### The task
The answer must consist of the listing, reproduced exactly.

** Input data follows **

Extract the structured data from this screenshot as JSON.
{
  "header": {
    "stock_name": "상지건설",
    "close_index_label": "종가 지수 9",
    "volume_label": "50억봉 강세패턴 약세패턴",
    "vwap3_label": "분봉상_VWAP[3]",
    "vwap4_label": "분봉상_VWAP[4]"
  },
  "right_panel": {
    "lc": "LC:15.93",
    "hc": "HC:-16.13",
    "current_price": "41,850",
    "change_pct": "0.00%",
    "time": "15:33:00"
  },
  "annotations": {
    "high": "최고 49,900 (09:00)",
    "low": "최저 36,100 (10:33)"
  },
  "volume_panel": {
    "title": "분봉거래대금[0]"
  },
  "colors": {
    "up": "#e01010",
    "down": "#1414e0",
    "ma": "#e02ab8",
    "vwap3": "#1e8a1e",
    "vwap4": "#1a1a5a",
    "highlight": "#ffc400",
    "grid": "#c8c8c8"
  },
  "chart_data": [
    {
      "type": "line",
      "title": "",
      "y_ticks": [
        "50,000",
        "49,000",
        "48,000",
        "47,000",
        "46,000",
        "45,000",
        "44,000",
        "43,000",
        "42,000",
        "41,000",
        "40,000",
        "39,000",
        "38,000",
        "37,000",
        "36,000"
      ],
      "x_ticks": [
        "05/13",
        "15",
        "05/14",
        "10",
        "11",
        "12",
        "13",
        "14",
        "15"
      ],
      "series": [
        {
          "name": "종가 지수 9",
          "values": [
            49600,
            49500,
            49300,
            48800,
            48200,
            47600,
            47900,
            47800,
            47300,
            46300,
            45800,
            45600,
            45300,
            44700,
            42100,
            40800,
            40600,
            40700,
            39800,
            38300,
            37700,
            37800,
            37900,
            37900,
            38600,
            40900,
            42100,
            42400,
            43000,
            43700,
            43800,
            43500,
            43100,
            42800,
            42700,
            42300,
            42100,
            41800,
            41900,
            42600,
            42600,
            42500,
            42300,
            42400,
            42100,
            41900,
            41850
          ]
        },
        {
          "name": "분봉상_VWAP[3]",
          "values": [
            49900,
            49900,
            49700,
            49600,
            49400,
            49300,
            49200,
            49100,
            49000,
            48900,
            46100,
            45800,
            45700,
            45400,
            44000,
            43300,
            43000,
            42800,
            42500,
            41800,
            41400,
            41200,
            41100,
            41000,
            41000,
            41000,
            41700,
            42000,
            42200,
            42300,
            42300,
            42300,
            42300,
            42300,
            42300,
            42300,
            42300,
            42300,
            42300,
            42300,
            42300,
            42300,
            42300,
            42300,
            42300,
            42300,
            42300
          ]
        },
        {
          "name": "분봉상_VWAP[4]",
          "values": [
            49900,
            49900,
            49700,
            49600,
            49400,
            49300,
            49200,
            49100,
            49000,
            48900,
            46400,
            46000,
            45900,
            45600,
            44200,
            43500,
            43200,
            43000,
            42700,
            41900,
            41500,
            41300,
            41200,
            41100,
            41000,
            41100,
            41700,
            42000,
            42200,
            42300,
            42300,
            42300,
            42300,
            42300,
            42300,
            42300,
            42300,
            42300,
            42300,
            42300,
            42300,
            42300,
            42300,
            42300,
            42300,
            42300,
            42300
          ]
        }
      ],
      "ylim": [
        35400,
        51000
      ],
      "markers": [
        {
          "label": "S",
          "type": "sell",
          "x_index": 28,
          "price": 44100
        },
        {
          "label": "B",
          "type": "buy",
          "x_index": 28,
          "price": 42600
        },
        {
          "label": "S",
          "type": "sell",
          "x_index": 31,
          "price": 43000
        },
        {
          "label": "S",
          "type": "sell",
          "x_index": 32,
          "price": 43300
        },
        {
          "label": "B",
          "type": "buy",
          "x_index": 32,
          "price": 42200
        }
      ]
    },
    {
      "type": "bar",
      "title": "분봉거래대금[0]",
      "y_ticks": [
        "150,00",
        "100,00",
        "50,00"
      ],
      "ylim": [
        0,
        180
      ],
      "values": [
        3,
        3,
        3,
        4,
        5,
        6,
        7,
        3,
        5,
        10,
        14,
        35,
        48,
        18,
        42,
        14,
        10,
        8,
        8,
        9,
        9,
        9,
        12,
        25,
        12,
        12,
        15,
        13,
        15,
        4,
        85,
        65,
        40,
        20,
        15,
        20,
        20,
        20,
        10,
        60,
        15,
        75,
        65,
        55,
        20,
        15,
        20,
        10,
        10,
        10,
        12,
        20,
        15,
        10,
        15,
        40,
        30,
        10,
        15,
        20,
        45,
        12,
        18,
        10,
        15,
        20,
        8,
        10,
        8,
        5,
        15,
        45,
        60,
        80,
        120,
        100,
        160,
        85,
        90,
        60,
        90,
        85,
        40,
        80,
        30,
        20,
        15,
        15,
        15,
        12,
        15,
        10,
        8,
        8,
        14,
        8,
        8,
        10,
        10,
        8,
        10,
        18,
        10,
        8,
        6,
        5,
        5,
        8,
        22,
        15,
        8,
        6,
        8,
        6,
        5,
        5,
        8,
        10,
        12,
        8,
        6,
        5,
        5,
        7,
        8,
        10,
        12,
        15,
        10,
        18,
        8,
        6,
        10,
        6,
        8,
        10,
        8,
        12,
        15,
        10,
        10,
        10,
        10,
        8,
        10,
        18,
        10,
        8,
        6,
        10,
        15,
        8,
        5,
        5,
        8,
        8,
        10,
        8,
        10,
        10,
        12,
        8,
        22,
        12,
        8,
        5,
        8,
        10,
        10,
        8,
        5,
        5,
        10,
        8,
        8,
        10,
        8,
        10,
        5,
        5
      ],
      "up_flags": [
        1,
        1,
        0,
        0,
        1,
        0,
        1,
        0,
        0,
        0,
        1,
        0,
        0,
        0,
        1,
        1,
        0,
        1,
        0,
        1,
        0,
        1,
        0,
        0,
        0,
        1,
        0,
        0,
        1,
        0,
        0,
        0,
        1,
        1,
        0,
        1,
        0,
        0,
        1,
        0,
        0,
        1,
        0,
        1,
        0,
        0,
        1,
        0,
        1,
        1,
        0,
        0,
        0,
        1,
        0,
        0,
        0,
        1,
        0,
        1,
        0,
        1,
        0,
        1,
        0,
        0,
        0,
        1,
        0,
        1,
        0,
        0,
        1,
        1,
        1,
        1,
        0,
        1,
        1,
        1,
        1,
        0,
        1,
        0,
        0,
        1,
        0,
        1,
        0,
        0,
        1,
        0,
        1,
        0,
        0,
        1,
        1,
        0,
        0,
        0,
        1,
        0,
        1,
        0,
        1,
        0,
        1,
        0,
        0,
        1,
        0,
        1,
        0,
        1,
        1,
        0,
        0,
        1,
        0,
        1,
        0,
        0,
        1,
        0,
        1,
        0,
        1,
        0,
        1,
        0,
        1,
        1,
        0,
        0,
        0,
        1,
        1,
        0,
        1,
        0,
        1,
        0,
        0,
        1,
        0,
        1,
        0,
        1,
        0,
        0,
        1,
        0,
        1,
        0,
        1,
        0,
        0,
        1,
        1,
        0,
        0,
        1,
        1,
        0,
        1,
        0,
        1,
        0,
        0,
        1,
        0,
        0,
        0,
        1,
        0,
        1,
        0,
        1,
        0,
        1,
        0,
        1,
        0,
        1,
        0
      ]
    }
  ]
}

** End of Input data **

### Exercise result
Extract the structured data from this screenshot as JSON.
{
  "header": {
    "stock_name": "상지건설",
    "close_index_label": "종가 지수 9",
    "volume_label": "50억봉 강세패턴 약세패턴",
    "vwap3_label": "분봉상_VWAP[3]",
    "vwap4_label": "분봉상_VWAP[4]"
  },
  "right_panel": {
    "lc": "LC:15.93",
    "hc": "HC:-16.13",
    "current_price": "41,850",
    "change_pct": "0.00%",
    "time": "15:33:00"
  },
  "annotations": {
    "high": "최고 49,900 (09:00)",
    "low": "최저 36,100 (10:33)"
  },
  "volume_panel": {
    "title": "분봉거래대금[0]"
  },
  "colors": {
    "up": "#e01010",
    "down": "#1414e0",
    "ma": "#e02ab8",
    "vwap3": "#1e8a1e",
    "vwap4": "#1a1a5a",
    "highlight": "#ffc400",
    "grid": "#c8c8c8"
  },
  "chart_data": [
    {
      "type": "line",
      "title": "",
      "y_ticks": [
        "50,000",
        "49,000",
        "48,000",
        "47,000",
        "46,000",
        "45,000",
        "44,000",
        "43,000",
        "42,000",
        "41,000",
        "40,000",
        "39,000",
        "38,000",
        "37,000",
        "36,000"
      ],
      "x_ticks": [
        "05/13",
        "15",
        "05/14",
        "10",
        "11",
        "12",
        "13",
        "14",
        "15"
      ],
      "series": [
        {
          "name": "종가 지수 9",
          "values": [
            49600,
            49500,
            49300,
            48800,
            48200,
            47600,
            47900,
            47800,
            47300,
            46300,
            45800,
            45600,
            45300,
            44700,
            42100,
            40800,
            40600,
            40700,
            39800,
            38300,
            37700,
            37800,
            37900,
            37900,
            38600,
            40900,
            42100,
            42400,
            43000,
            43700,
            43800,
            43500,
            43100,
            42800,
            42700,
            42300,
            42100,
            41800,
            41900,
            42600,
            42600,
            42500,
            42300,
            42400,
            42100,
            41900,
            41850
          ]
        },
        {
          "name": "분봉상_VWAP[3]",
          "values": [
            49900,
            49900,
            49700,
            49600,
            49400,
            49300,
            49200,
            49100,
            49000,
            48900,
            46100,
            45800,
            45700,
            45400,
            44000,
            43300,
            43000,
            42800,
            42500,
            41800,
            41400,
            41200,
            41100,
            41000,
            41000,
            41000,
            41700,
            42000,
            42200,
            42300,
            42300,
            42300,
            42300,
            42300,
            42300,
            42300,
            42300,
            42300,
            42300,
            42300,
            42300,
            42300,
            42300,
            42300,
            42300,
            42300,
            42300
          ]
        },
        {
          "name": "분봉상_VWAP[4]",
          "values": [
            49900,
            49900,
            49700,
            49600,
            49400,
            49300,
            49200,
            49100,
            49000,
            48900,
            46400,
            46000,
            45900,
            45600,
            44200,
            43500,
            43200,
            43000,
            42700,
            41900,
            41500,
            41300,
            41200,
            41100,
            41000,
            41100,
            41700,
            42000,
            42200,
            42300,
            42300,
            42300,
            42300,
            42300,
            42300,
            42300,
            42300,
            42300,
            42300,
            42300,
            42300,
            42300,
            42300,
            42300,
            42300,
            42300,
            42300
          ]
        }
      ],
      "ylim": [
        35400,
        51000
      ],
      "markers": [
        {
          "label": "S",
          "type": "sell",
          "x_index": 28,
          "price": 44100
        },
        {
          "label": "B",
          "type": "buy",
          "x_index": 28,
          "price": 42600
        },
        {
          "label": "S",
          "type": "sell",
          "x_index": 31,
          "price": 43000
        },
        {
          "label": "S",
          "type": "sell",
          "x_index": 32,
          "price": 43300
        },
        {
          "label": "B",
          "type": "buy",
          "x_index": 32,
          "price": 42200
        }
      ]
    },
    {
      "type": "bar",
      "title": "분봉거래대금[0]",
      "y_ticks": [
        "150,00",
        "100,00",
        "50,00"
      ],
      "ylim": [
        0,
        180
      ],
      "values": [
        3,
        3,
        3,
        4,
        5,
        6,
        7,
        3,
        5,
        10,
        14,
        35,
        48,
        18,
        42,
        14,
        10,
        8,
        8,
        9,
        9,
        9,
        12,
        25,
        12,
        12,
        15,
        13,
        15,
        4,
        85,
        65,
        40,
        20,
        15,
        20,
        20,
        20,
        10,
        60,
        15,
        75,
        65,
        55,
        20,
        15,
        20,
        10,
        10,
        10,
        12,
        20,
        15,
        10,
        15,
        40,
        30,
        10,
        15,
        20,
        45,
        12,
        18,
        10,
        15,
        20,
        8,
        10,
        8,
        5,
        15,
        45,
        60,
        80,
        120,
        100,
        160,
        85,
        90,
        60,
        90,
        85,
        40,
        80,
        30,
        20,
        15,
        15,
        15,
        12,
        15,
        10,
        8,
        8,
        14,
        8,
        8,
        10,
        10,
        8,
        10,
        18,
        10,
        8,
        6,
        5,
        5,
        8,
        22,
        15,
        8,
        6,
        8,
        6,
        5,
        5,
        8,
        10,
        12,
        8,
        6,
        5,
        5,
        7,
        8,
        10,
        12,
        15,
        10,
        18,
        8,
        6,
        10,
        6,
        8,
        10,
        8,
        12,
        15,
        10,
        10,
        10,
        10,
        8,
        10,
        18,
        10,
        8,
        6,
        10,
        15,
        8,
        5,
        5,
        8,
        8,
        10,
        8,
        10,
        10,
        12,
        8,
        22,
        12,
        8,
        5,
        8,
        10,
        10,
        8,
        5,
        5,
        10,
        8,
        8,
        10,
        8,
        10,
        5,
        5
      ],
      "up_flags": [
        1,
        1,
        0,
        0,
        1,
        0,
        1,
        0,
        0,
        0,
        1,
        0,
        0,
        0,
        1,
        1,
        0,
        1,
        0,
        1,
        0,
        1,
        0,
        0,
        0,
        1,
        0,
        0,
        1,
        0,
        0,
        0,
        1,
        1,
        0,
        1,
        0,
        0,
        1,
        0,
        0,
        1,
        0,
        1,
        0,
        0,
        1,
        0,
        1,
        1,
        0,
        0,
        0,
        1,
        0,
        0,
        0,
        1,
        0,
        1,
        0,
        1,
        0,
        1,
        0,
        0,
        0,
        1,
        0,
        1,
        0,
        0,
        1,
        1,
        1,
        1,
        0,
        1,
        1,
        1,
        1,
        0,
        1,
        0,
        0,
        1,
        0,
        1,
        0,
        0,
        1,
        0,
        1,
        0,
        0,
        1,
        1,
        0,
        0,
        0,
        1,
        0,
        1,
        0,
        1,
        0,
        1,
        0,
        0,
        1,
        0,
        1,
        0,
        1,
        1,
        0,
        0,
        1,
        0,
        1,
        0,
        0,
        1,
        0,
        1,
        0,
        1,
        0,
        1,
        0,
        1,
        1,
        0,
        0,
        0,
        1,
        1,
        0,
        1,
        0,
        1,
        0,
        0,
        1,
        0,
        1,
        0,
        1,
        0,
        0,
        1,
        0,
        1,
        0,
        1,
        0,
        0,
        1,
        1,
        0,
        0,
        1,
        1,
        0,
        1,
        0,
        1,
        0,
        0,
        1,
        0,
        0,
        0,
        1,
        0,
        1,
        0,
        1,
        0,
        1,
        0,
        1,
        0,
        1,
        0
      ]
    }
  ]
}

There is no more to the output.